Lettuce is an easy crop for new gardeners to grow, and a staple for experienced ones. It sprouts quickly, and gives a surge of hope in the early spring garden.
Types of lettuce:
There are four main types of lettuce:
* Loose-leaf has fluffy, open leaves, and does not grow in heads;
* Butterheads produce small heads of lettuce;
* Romaine has elongated leaves with stiff midribs;
* Crisphead lettuce is what you would see in the grocery store as iceberg lettuce. I usually grow loose-leaf varieties as well as Romaine lettuce. I don’t have any experience with head lettuce.
Till your soil well. Add lots of organic matter and nitrogen fertilizer before you plant. Make sure the soil is moist throughout the growing season. Also, make sure there are no large dirt clods in the soil, as these will inhibit germination.
Plant seeds 1/4 inch deep. Lettuce seeds need light to germinate, so don’t plant too deep. One method is to broadcast the seeds in the plot, then cover with a thin layer of soil.
For an early crop, grow lettuce seeds indoors 4-6 weeks before the last frost, then harden off sometime between 2 weeks before last frost to 2 weeks after, and transplant into the garden. Direct seed outdoors 2 weeks before the last frost, then thin to 6-8 inches apart as they grow. You can use the thinnings for salads. Lettuce must have room to grow and produce large leaves.
Leaf lettuce varieties for the south are Oak Leaf, Bronze and Ruby, Salad Bowl, Slo-Bolt, Black Seeded Simpson and Grand Rapids. I mostly grow Black-Seeded Simpson in my garden.
If you are planning a fall lettuce crop, plan ahead and buy your seeds in the spring. There may not be any local stores selling seeds in the fall.
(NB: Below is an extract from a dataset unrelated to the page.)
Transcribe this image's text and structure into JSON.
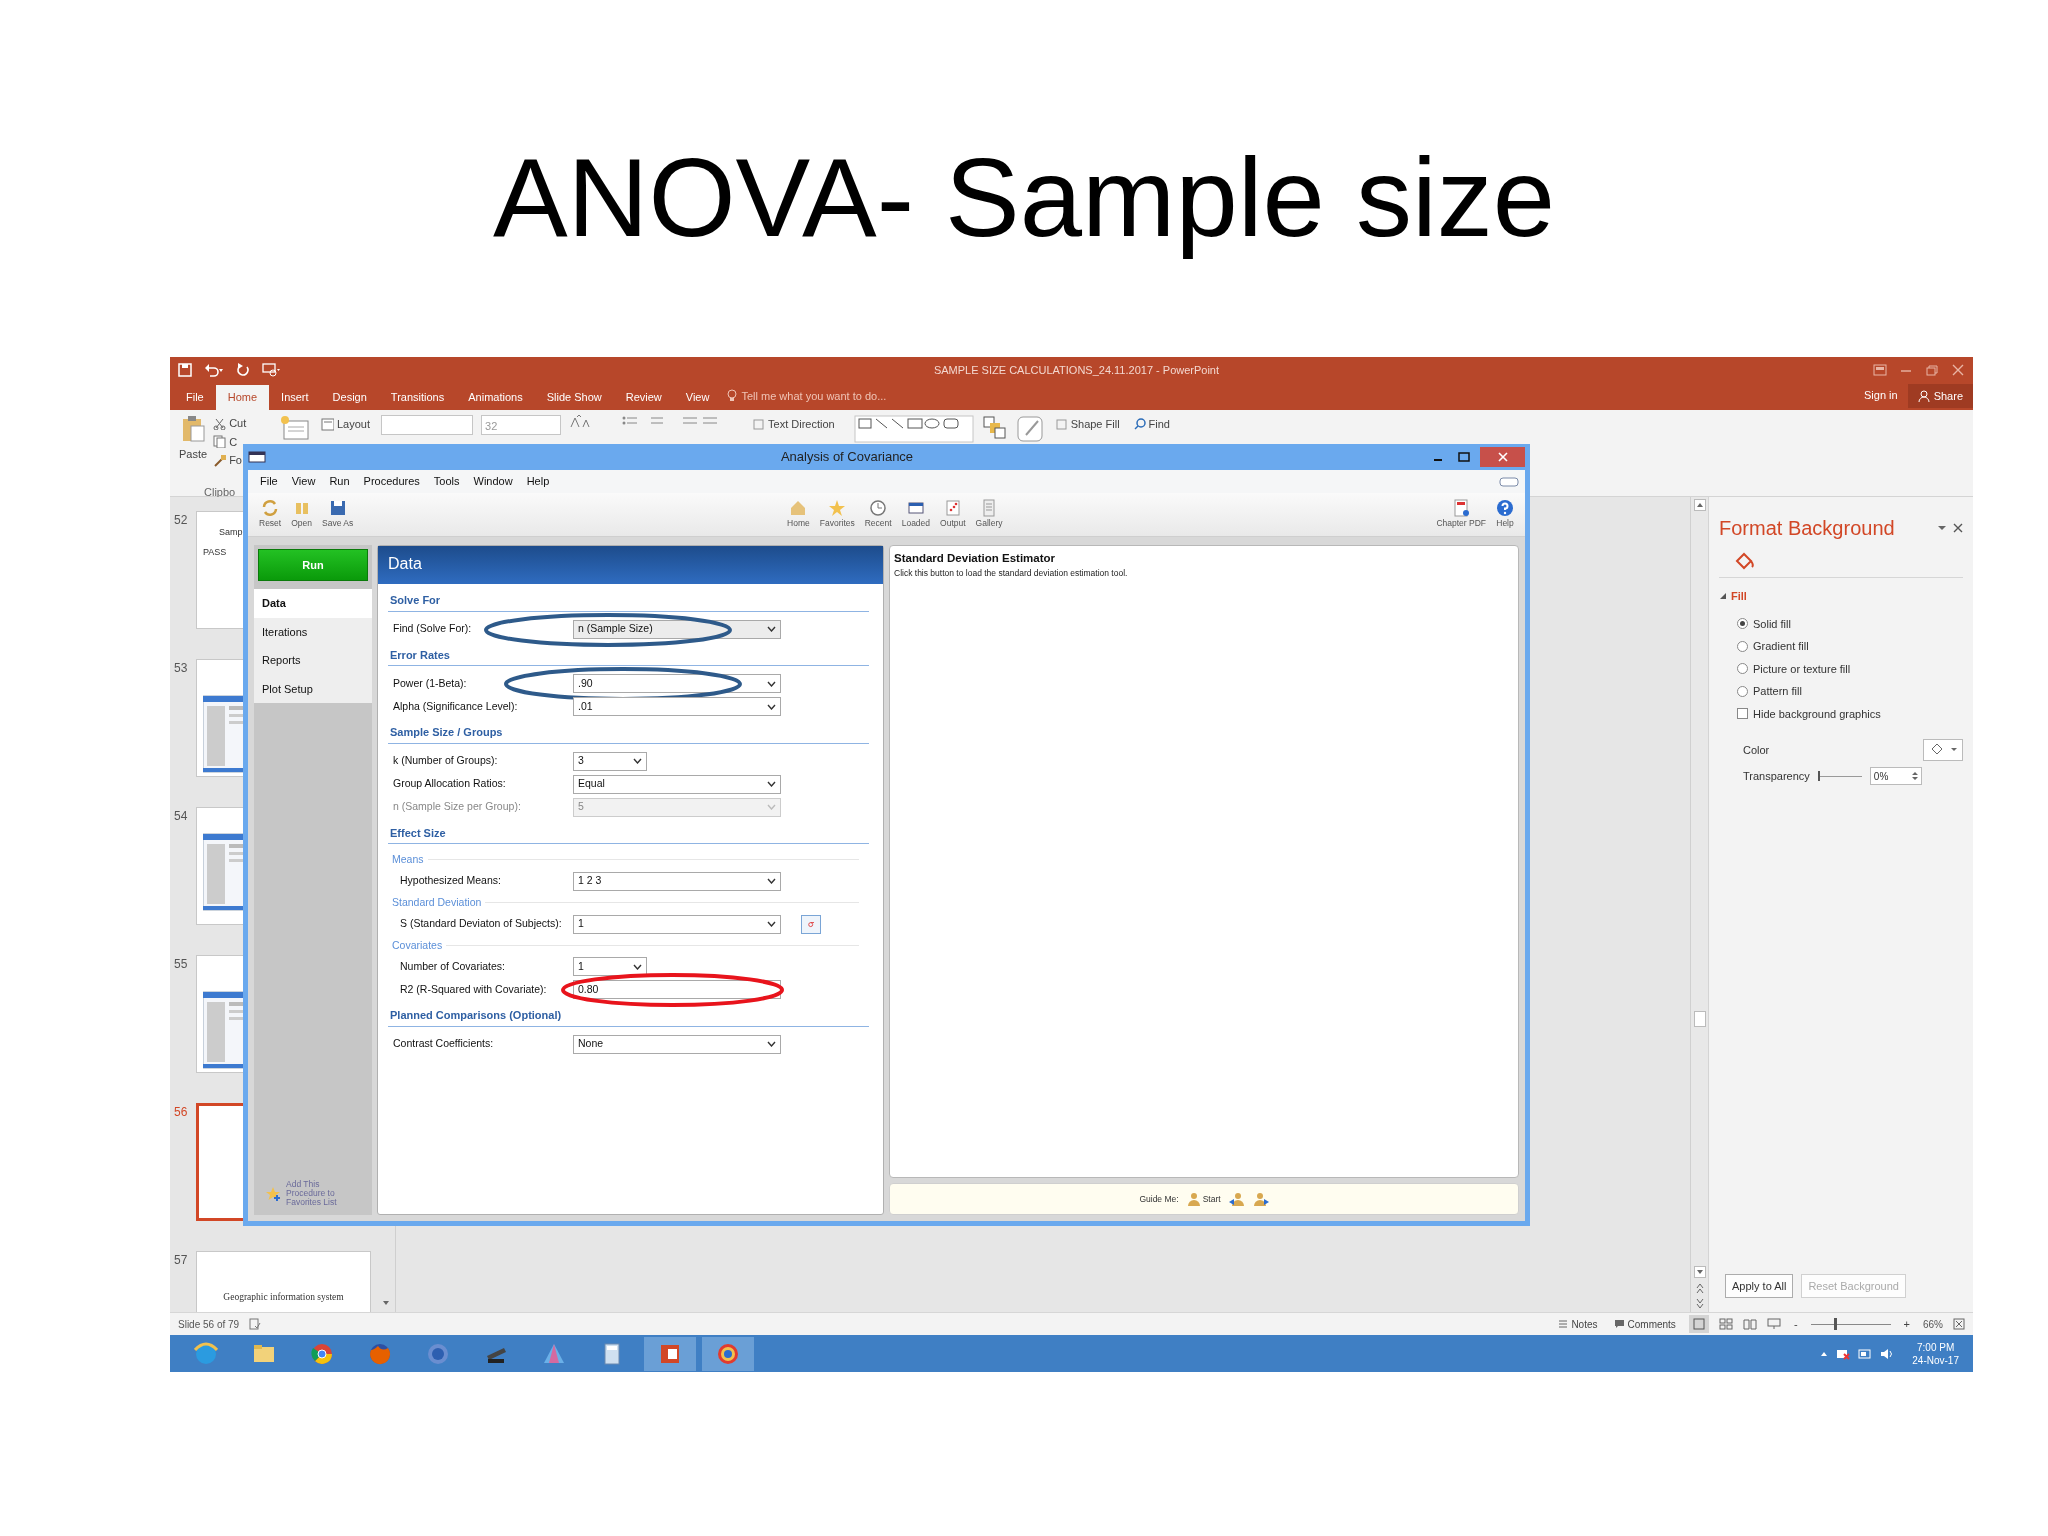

If you are succession planting, plant a new batch every 2 weeks or so, until it becomes too hot, and the seeds don’t germinate.
Fertilize with slow-release nitrogen about 3 weeks after planting.
Companion plant with chives or garlic to deter aphids. For extra flavor, plant with dill or cilantro.
Harvest after 45-55 days. You can harvest the plant all at once if you are succession planting, or you can just cut the outer leaves off, leaving the inner leaves to continue growing. Harvest lettuce in the morning, before the heat of the day causes the leaves to wilt.
You can plant lettuce in the fall also. Begin planting 8 weeks before the first frost, and every two weeks after. One month before the first frost, begin sowing cold-hardy varieties to harvest into the winter.
Using these tips, you can have fresh garden lettuce almost throughout the year!